The base portion 36 of housing 16 in this embodiment is formed from a clear plastic and has emitter 44 embedded opposite the end face 40 of strand 12. The thickness of base 36 and distance between lens 42 and emitter 44 is somewhat exaggerated, for clarity of illustration. On the surface of base 36 adjacent to end face 40 are mounted a condensing lens 42 and a detector 38 overlying a selected portion of the lens. Light from emitter 44 passes through the entire area of lens 42 except that portion covered by detector 38 and into end face 40 of strand 12. Light reflected back from the opposite end of fiber optic strand 12 is emitted from end face 40 and detected by detector 38.
If desired, lens 42 could be omitted where passing of less light from the end face 40 to detector 38 is acceptable.
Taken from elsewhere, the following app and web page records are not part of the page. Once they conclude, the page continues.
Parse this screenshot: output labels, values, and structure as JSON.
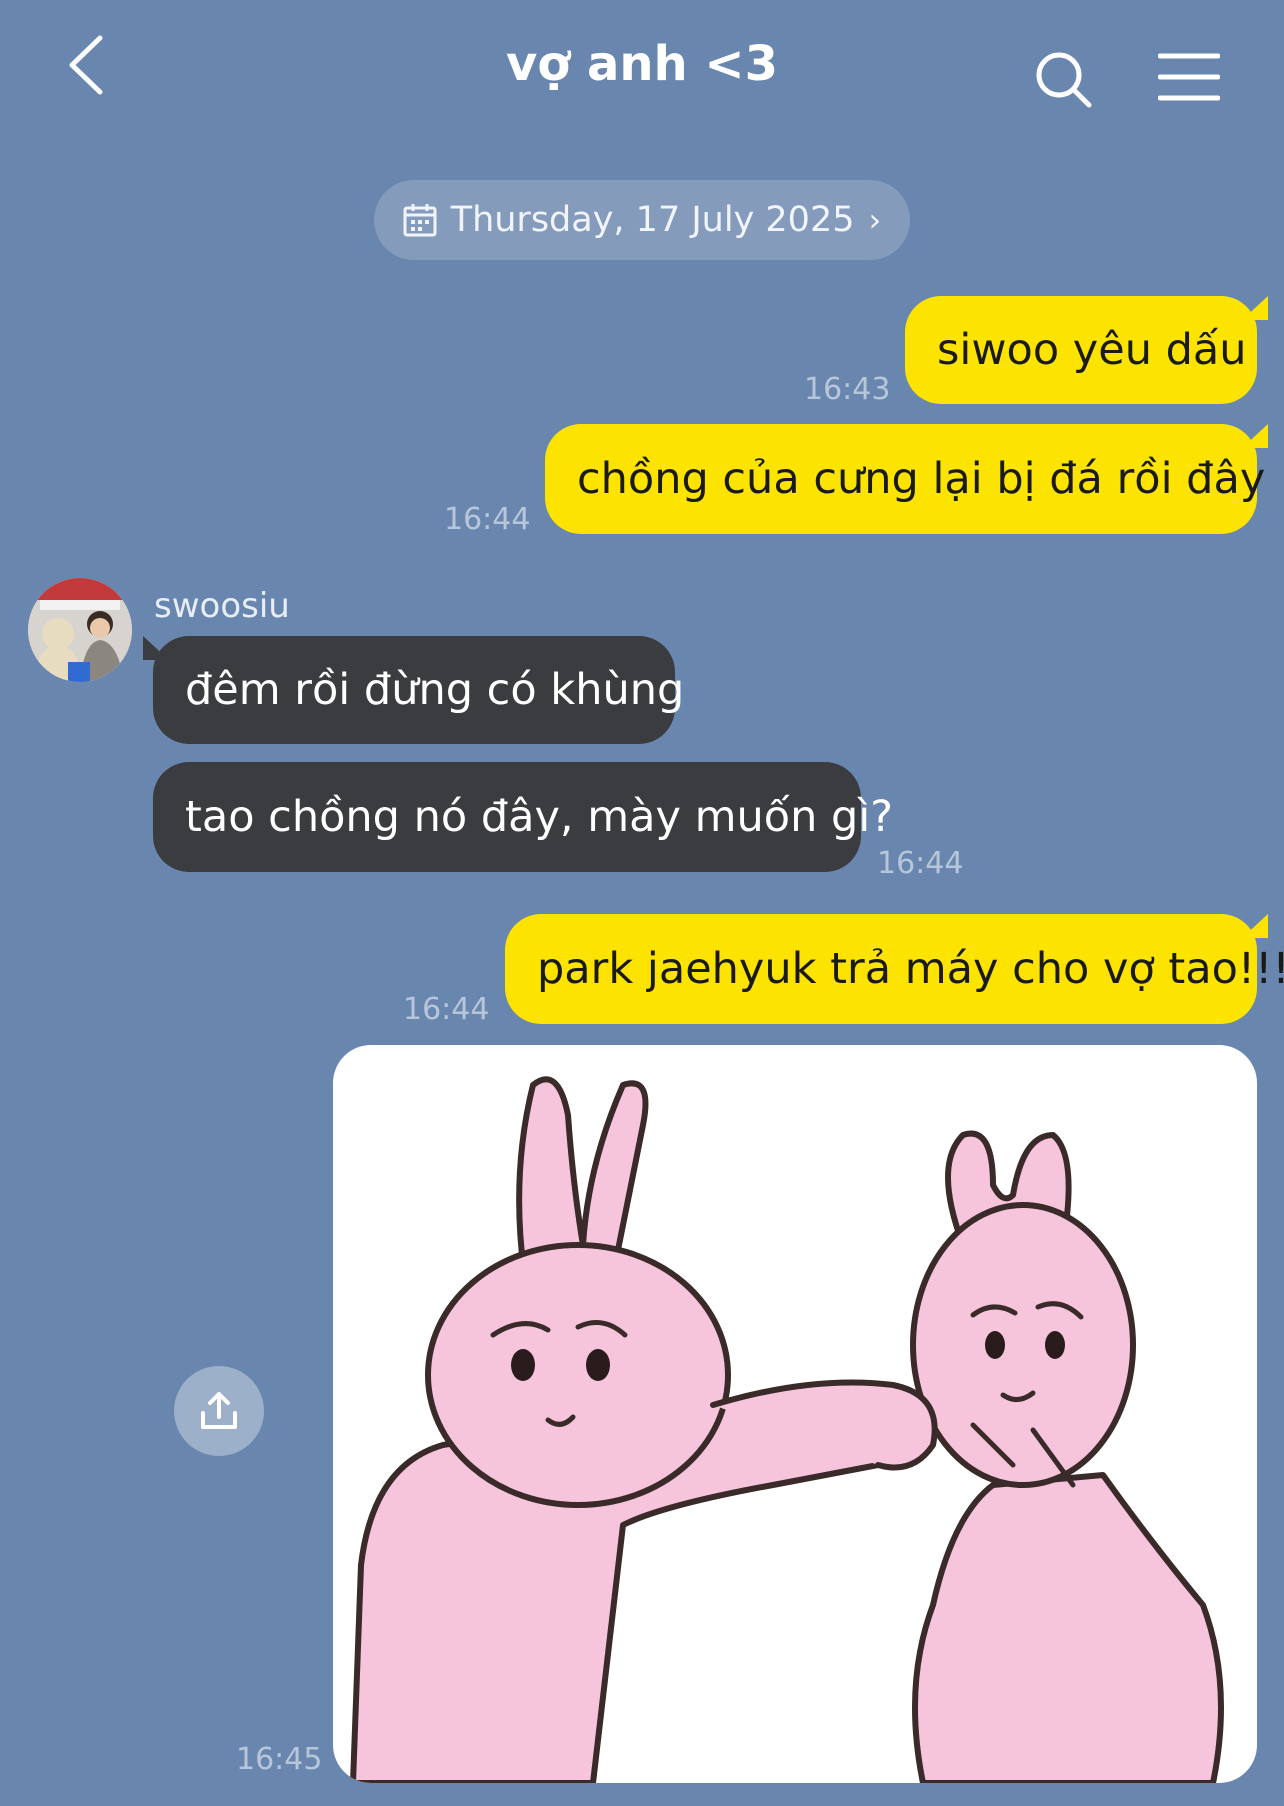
{
  "header": {
    "title": "vợ anh <3",
    "back_icon": "chevron-left-icon",
    "search_icon": "search-icon",
    "menu_icon": "hamburger-menu-icon"
  },
  "date_divider": {
    "label": "Thursday, 17 July 2025",
    "icon": "calendar-icon",
    "chevron_icon": "chevron-right-icon"
  },
  "messages": [
    {
      "direction": "out",
      "text": "siwoo yêu dấu",
      "time": "16:43"
    },
    {
      "direction": "out",
      "text": "chồng của cưng lại bị đá rồi đây",
      "time": "16:44"
    },
    {
      "direction": "in",
      "sender": "swoosiu",
      "text": "đêm rồi đừng có khùng"
    },
    {
      "direction": "in",
      "text": "tao chồng nó đây, mày muốn gì?",
      "time": "16:44"
    },
    {
      "direction": "out",
      "text": "park jaehyuk trả máy cho vợ tao!!!",
      "time": "16:44"
    },
    {
      "direction": "out",
      "type": "sticker",
      "time": "16:45"
    }
  ],
  "colors": {
    "background": "#6986ae",
    "outgoing_bubble": "#fde400",
    "incoming_bubble": "#3b3c3f",
    "sticker_pink": "#f6c5db"
  },
  "share_icon": "share-upload-icon"
}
Electrical devices are controlled in response to the presence or absence of detected light, by variations in the intensity of detected light, by "on" and "off" patterns of detected light, etc.
Power is provided to emitter 44 through independent wire 46 and common wire 48. The signal from detector 38 passes to the control system via independent wire 50 and common wire 48.
A second embodiment of the coadunate emitter/detector is schematically illustrated in FIG. 3. Here, fiber optic strand 12, housing 16 and socket 14 are basically the same as in FIG. 2. In this embodiment, detector 38 and emitter 44 are closely spaced on base 36, each covering a portion of end face 40.
An opaque divider 52 is provided between detector 38 and emitter 44 to prevent cross talk between them. Divider 52 also serves as a physical stop for the end of optical fiber strand 12 when pushed into a socket 14 that does not have a stop shoulder. Since the end of the optical fiber strand 12 is very narrow, typically about 20 mils, it is important that divider 52 be kept as thin as possible. Divider 52 typically has a thickness of about 0.01 inch and is made from glass having a very thin aluminized layer 53 on one side. For thicker fibers, the divider may simply be made from an opaque material. In addition to preventing cross talk, reflective layer 53 will also reflect light from emitter 44 which strikes that side of the divider into strand 12 and, on the opposite divider side, will reflect light from strand 12 to detector 38, maximizing system efficiency.
FIG. 4 illustrates a third embodiment of the coadunate emitter/detector assembly. Here, fiber optic strand 12, housing 16 and socket 14 are the same as in FIGS. 2 and 3. In this embodiment, emitter 44 is stacked on detector 38. Preferably emitter 44 is centered and covers a suitable area. Emitter 44 is placed in a small "can" with the emitter surrounded by upright walls 45. Walls 45 direct more of the light toward fiber optic 12 with less scattering and avoids any light from emitter 44 directly reaching detector 38. This "emitter in a can" configuration may be used with emitter 44 in each of the other embodiments, if desired.
For optimum performance, a condensing lens 42 is centered over emitter 44, although the lens can be omitted if desired. A common wire 48 and independent wires 46 and 50 connect emitter 44 and detector 38 to integrated circuit 20 of the sort shown in FIG. 1.
While certain specific relationships, materials and other parameters have been detailed in the above description of preferred embodiments, those can be varied, where suitable, with similar results. Other applications, variations and ramifications of the present invention will occur to those skilled in the art upon reading the present disclosure. Those are intended to be included within the scope of this invention as defined in the appended claims.